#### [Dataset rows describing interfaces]
————————

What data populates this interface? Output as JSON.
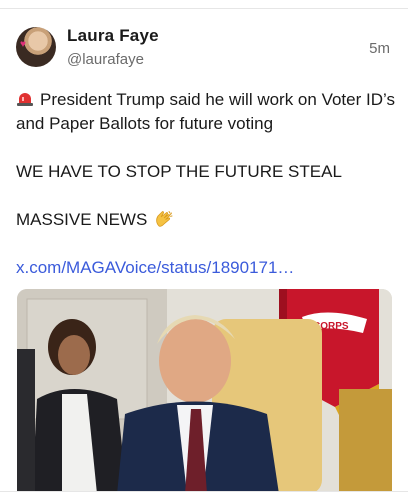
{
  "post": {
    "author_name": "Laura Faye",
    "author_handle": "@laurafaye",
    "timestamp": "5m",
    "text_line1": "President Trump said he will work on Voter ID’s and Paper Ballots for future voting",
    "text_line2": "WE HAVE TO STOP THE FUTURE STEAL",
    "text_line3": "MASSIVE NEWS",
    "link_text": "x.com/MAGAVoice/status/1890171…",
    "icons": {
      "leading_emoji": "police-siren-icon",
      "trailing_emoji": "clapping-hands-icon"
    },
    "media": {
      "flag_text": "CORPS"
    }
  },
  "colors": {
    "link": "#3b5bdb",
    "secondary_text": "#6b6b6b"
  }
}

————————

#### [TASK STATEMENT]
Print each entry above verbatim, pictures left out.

#### [WRITTEN RESPONSE]
What data populates this interface? Output as JSON.
{
  "post": {
    "author_name": "Laura Faye",
    "author_handle": "@laurafaye",
    "timestamp": "5m",
    "text_line1": "President Trump said he will work on Voter ID’s and Paper Ballots for future voting",
    "text_line2": "WE HAVE TO STOP THE FUTURE STEAL",
    "text_line3": "MASSIVE NEWS",
    "link_text": "x.com/MAGAVoice/status/1890171…",
    "icons": {
      "leading_emoji": "police-siren-icon",
      "trailing_emoji": "clapping-hands-icon"
    },
    "media": {
      "flag_text": "CORPS"
    }
  },
  "colors": {
    "link": "#3b5bdb",
    "secondary_text": "#6b6b6b"
  }
}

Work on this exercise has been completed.